Although Coley’s toxins and bacteria themselves may act as immune stimulators, the experiments of Flentie and colleagues (4) and other experiments described above show that bacteria such as S. typhimurium directly attack and kill tumors. Tumor-targeting bacteria need to be attenuated to be nontoxic but not overattenuated in order not to reduce antitumor efficacy.
Further development of the technology described by Flentie and colleagues (4) and Arrach and colleagues (15) is also possible. For example, combinations of 2 or more promoters that are preferentially induced in tumors by different regulatory mechanisms would allow the delivery of 2 or more toxins, possibly sequentially. Using highly selective tumor-targeting bacteria such as S. typhimurium A1-R, inducible Salmonella promoters could be combined with tumor-specific Salmonella promoters for controlled expression and greater efficacy.

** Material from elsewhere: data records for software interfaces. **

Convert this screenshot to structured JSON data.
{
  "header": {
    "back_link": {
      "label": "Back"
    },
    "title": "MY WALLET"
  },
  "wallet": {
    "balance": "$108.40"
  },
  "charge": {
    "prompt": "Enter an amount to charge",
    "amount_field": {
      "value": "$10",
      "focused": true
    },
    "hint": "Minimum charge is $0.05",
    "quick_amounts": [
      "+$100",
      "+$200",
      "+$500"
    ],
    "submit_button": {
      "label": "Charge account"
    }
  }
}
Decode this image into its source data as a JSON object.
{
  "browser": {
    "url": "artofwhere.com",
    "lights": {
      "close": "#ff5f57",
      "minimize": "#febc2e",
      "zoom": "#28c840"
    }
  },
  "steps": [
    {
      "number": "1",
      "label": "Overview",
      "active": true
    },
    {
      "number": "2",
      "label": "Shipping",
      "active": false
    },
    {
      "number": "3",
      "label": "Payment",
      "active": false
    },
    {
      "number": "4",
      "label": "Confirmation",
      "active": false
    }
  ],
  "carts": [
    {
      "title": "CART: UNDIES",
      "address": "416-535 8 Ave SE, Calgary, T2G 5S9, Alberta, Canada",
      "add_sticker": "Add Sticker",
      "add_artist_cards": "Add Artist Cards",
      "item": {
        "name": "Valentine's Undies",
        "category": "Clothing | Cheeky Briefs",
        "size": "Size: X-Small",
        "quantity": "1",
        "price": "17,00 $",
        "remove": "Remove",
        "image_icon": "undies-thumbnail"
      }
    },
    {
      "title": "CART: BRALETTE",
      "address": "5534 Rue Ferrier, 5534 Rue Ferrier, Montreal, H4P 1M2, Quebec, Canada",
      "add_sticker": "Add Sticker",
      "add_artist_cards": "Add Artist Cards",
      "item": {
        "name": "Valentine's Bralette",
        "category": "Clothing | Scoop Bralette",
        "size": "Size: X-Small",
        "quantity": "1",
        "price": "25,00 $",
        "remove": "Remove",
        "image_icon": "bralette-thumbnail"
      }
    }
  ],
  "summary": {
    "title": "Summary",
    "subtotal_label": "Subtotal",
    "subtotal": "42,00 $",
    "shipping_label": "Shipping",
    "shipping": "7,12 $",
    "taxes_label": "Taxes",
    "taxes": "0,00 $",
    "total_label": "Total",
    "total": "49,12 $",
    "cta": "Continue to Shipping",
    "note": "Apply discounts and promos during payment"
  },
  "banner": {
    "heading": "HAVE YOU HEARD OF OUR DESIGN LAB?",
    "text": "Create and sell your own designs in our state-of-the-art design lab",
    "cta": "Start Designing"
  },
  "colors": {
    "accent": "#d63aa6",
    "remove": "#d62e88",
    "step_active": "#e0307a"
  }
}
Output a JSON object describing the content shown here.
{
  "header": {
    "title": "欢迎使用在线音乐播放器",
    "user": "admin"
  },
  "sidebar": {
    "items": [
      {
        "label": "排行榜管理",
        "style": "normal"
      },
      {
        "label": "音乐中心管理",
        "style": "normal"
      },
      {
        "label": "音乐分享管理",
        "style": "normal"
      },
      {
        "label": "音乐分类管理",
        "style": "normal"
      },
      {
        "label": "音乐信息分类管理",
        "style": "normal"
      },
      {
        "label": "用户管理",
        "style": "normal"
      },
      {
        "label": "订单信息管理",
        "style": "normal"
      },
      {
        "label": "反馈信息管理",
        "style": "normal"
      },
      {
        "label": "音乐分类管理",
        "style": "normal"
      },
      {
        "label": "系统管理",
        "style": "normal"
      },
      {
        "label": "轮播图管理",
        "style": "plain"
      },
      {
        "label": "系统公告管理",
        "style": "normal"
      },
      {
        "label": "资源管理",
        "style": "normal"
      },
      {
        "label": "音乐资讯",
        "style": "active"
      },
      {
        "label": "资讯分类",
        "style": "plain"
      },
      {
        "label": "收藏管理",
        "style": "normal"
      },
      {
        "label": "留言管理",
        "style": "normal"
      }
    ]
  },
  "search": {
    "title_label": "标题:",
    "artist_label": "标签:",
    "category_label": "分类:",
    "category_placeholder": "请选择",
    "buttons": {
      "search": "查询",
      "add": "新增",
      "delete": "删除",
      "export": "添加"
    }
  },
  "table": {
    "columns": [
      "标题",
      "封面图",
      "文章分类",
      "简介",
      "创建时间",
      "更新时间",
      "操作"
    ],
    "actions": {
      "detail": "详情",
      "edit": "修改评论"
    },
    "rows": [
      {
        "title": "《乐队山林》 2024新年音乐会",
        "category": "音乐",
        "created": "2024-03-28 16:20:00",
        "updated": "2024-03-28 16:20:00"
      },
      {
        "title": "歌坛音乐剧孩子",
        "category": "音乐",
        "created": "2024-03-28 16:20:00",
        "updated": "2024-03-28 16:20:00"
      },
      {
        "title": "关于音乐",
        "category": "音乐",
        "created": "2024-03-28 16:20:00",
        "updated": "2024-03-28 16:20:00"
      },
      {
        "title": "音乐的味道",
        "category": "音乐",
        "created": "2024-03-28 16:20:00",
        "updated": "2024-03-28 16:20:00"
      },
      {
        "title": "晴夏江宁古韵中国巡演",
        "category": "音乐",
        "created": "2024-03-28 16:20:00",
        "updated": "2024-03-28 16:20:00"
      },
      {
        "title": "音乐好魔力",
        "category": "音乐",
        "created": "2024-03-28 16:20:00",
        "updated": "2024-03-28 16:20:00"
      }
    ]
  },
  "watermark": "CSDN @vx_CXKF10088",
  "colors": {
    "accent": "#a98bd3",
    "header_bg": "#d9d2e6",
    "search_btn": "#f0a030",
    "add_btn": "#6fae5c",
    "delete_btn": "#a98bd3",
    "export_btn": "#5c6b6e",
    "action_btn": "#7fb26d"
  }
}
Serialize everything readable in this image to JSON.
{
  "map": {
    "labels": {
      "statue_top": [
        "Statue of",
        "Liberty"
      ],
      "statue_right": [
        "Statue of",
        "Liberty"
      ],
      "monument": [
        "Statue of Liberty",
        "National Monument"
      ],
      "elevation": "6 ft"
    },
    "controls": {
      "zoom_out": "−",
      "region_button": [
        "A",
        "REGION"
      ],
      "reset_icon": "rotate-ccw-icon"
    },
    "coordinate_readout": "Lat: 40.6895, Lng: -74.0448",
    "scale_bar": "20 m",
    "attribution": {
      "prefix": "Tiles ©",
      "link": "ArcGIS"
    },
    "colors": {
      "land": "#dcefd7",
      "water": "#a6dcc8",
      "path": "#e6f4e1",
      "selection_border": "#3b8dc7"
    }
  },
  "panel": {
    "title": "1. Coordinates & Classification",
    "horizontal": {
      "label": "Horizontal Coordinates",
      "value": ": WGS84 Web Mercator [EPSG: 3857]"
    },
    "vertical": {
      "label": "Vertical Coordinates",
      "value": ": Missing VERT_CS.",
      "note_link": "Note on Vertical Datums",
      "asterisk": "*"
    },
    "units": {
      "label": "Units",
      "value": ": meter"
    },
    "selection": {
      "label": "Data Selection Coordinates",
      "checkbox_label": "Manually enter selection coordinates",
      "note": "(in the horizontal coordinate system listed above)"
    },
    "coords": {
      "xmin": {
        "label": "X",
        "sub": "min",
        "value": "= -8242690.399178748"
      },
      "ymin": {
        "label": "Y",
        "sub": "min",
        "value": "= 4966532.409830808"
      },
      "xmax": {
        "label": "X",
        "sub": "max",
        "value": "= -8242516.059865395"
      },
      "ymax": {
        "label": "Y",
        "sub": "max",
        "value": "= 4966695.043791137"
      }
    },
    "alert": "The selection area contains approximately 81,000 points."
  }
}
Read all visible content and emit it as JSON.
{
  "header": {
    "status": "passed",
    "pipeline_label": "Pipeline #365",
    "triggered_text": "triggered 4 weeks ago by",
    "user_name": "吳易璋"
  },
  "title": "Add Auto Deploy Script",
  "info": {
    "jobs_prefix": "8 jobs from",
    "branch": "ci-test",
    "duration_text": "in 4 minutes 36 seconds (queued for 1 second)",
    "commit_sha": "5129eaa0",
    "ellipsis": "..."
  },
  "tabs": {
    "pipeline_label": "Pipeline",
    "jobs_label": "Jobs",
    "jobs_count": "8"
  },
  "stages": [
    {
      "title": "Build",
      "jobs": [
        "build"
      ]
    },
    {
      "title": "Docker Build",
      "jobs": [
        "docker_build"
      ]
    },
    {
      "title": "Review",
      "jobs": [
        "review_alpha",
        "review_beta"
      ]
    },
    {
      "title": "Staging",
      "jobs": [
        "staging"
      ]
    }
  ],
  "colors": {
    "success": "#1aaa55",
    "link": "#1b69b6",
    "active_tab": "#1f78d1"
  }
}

In addition, use of GFP for imaging the bacteria offers advantages of real-time visualization of single bacteria in vivo (18) that could lead to selection of enhanced cancer cell–targeting variants of S. typhimurium. For example, dual-color labeling of the cancer cells with GFP in the nucleus and red fluorescent protein (RFP) in the cytoplasm allows simultaneous imaging of intracellularly infecting GFP-expressing bacteria and apoptotic behavior of the infected cancer cells (Fig. 1).
That tumor characteristics which are barriers to standard therapy are facilitators of bacterial therapy show that “bugging tumors” has great promise for treatment of cancer.
Disclosure of Potential Conflicts of Interest
No potential conflicts of interests were disclosed.
The experiments carried out in the laboratory of R.M. Hoffman on bacterial treatment of cancer are supported in part by NCI grant CA126023.